April 20, 2024
Cupric Chloride

Cupric Chloride: An Essential Compound for Various Industries

Cupric chloride is an inorganic compound with the chemical formula CuCl2. It exists as blue or green crystalline plates or scales at room temperature. Cupric chloride is primarily used as a reagent in organic synthesis and electroplating. It also finds applications in biocides, textile printing, marine antifouling paints, fungicides, germicides and wood preservatives due to its biocidal properties.

Properties and Structure
Cupric chloride is a dimeric molecule consisting of two copper atoms covalently bonded to four chloride ions. The copper atoms are tetrahedrally coordinated to the chloride ions giving it a distorted tetrahedral geometry. It has a layered monoclinic crystalline structure at room temperature. An important property of cupric chloride is its hygroscopic nature due to which it readily absorbs moisture from the air. In water, it dissociates to form Cu2+ and Cl- ions. Cupric chloride has a blue or greenish color in the solid state which changes to blue when dissolved in water. Its melting point is around 290°C and it sublimes readily at higher temperatures without melting.

Uses in Organic Synthesis
Cupric Chloride
is widely used as a Lewis acid catalyst in various organic transformations like Friedel-Crafts acylation, alkylation and glycosidation reactions. It catalyzes the formation of carbon-carbon and carbon-heteroatom bonds by activating the substrate and facilitating electrophilic substitution. Some common examples include acylation of aromatic hydrocarbons, Preparations of esters and amides, Reimer–Tiemann reaction for hydroxylation of phenylacetic acid derivatives, oxidative chlorination reactions etc. Due its greater Lewis acidity compared to other copper salts, cupric chloride is often preferred for these reactions.
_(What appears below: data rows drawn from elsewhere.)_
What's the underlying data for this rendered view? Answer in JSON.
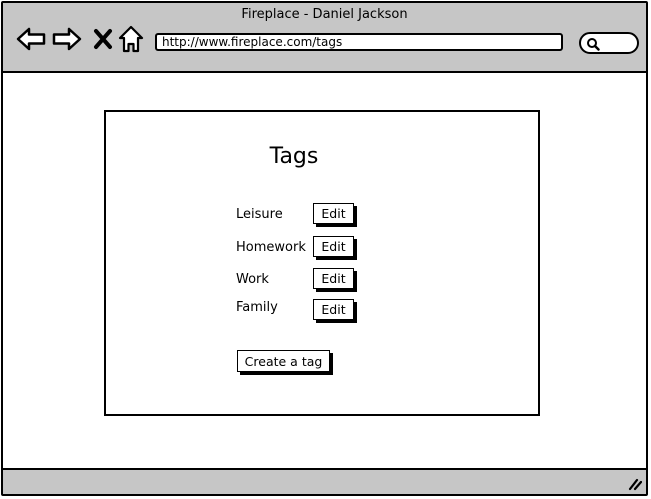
{
  "window": {
    "title": "Fireplace - Daniel Jackson"
  },
  "toolbar": {
    "back_icon": "back-arrow-icon",
    "forward_icon": "forward-arrow-icon",
    "stop_icon": "close-icon",
    "home_icon": "home-icon",
    "search_icon": "search-icon"
  },
  "address": {
    "url": "http://www.fireplace.com/tags"
  },
  "tags_page": {
    "title": "Tags",
    "tags": [
      {
        "label": "Leisure",
        "edit_label": "Edit"
      },
      {
        "label": "Homework",
        "edit_label": "Edit"
      },
      {
        "label": "Work",
        "edit_label": "Edit"
      },
      {
        "label": "Family",
        "edit_label": "Edit"
      }
    ],
    "create_label": "Create a tag"
  },
  "colors": {
    "chrome": "#c6c6c6",
    "border": "#000000",
    "background": "#ffffff"
  }
}
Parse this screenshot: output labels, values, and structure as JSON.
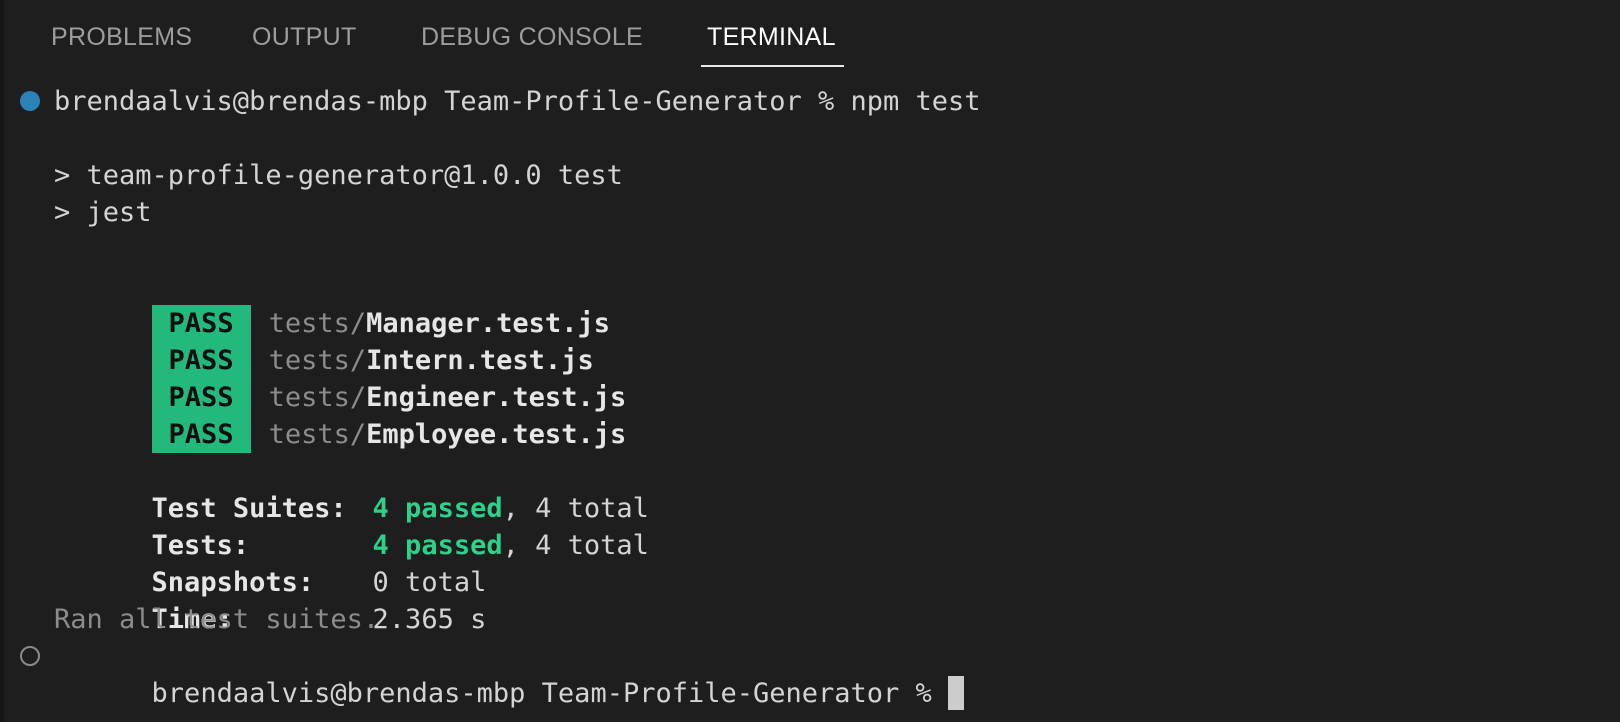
{
  "tabs": [
    {
      "label": "PROBLEMS",
      "active": false
    },
    {
      "label": "OUTPUT",
      "active": false
    },
    {
      "label": "DEBUG CONSOLE",
      "active": false
    },
    {
      "label": "TERMINAL",
      "active": true
    }
  ],
  "terminal": {
    "prompt_1": "brendaalvis@brendas-mbp Team-Profile-Generator % npm test",
    "script_line": "> team-profile-generator@1.0.0 test",
    "jest_line": "> jest",
    "results": [
      {
        "status": "PASS",
        "dir": "tests/",
        "file": "Manager.test.js"
      },
      {
        "status": "PASS",
        "dir": "tests/",
        "file": "Intern.test.js"
      },
      {
        "status": "PASS",
        "dir": "tests/",
        "file": "Engineer.test.js"
      },
      {
        "status": "PASS",
        "dir": "tests/",
        "file": "Employee.test.js"
      }
    ],
    "summary": {
      "suites_label": "Test Suites:",
      "suites_passed": "4 passed",
      "suites_total": ", 4 total",
      "tests_label": "Tests:",
      "tests_passed": "4 passed",
      "tests_total": ", 4 total",
      "snapshots_label": "Snapshots:",
      "snapshots_value": "0 total",
      "time_label": "Time:",
      "time_value": "2.365 s"
    },
    "ran_all": "Ran all test suites.",
    "prompt_2": "brendaalvis@brendas-mbp Team-Profile-Generator % "
  },
  "colors": {
    "background": "#1e1e1e",
    "pass_badge": "#23b97c",
    "passed_text": "#2ed18a",
    "prompt_dot_success": "#2b82b8"
  }
}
Electroplating Applications
One of the major uses of Cupric Chloride is in the electroplating industry for depositing copper metal onto metal substrates through electrochemical deposition. It is used as an electrolyte in copper electroplating baths. When an electric current is passed through a solution containing cupric chloride and a cathode (object to be plated), copper metal gets reduced at the cathode surface depositing a thin layer of copper coating. Copper electroplating using cupric chloride solutions is extensively employed for coating electrical connectors and circuit boards in telecommunications and consumer electronics industries. Some other applications include decorative plating, hardware manufacturing, and corrosion protection of metals.

Microbiological Applications
Due to its biocidal properties, cupric chloride finds wide usage as an active ingredient in various microbiocidal formulations. It acts by disrupting the cell membrane permeability of microbes through oxidation of intracellular thiol groups. Cupric chloride is commonly used as:

– Algicide in paints to prevent growth of algae and other marine organisms on ship hulls and offshore structures.

– Wood preservative for protection against fungal decay and insect attack in lumber.

– Bacterial and fungicidal agent in agricultural applications like plant disease control.

– Disinfectant and sanitizer in hospitals, food processing plants and household products for its effectiveness against bacteria including MRSA and viruses.

Other Important Uses
Some other notable uses of cupric chloride include:

– Manufacturing of precipitated silica through hydrolysis of alkali silicate in the presence of cupric chloride catalyst.

– Production of cupric oxide which finds use as a pigment in ceramics, glass and enamel.

– Precursor to other copper salts like copper sulfate and complex materials like copper zeolites.

– Printing and dyeing of textiles through mordanting process utilizing its mordant properties.

– As an etchant for cleaning circuit boards and removing tin-lead plating in printed circuit board manufacturing.

– Analytical reagent in quantitative chemical analysis for determining chloride content and identification of various organic functional groups.

*Note:
1. Source: Coherent Market Insights, Public sources, Desk research
2. We have leveraged AI tools to mine information and compile it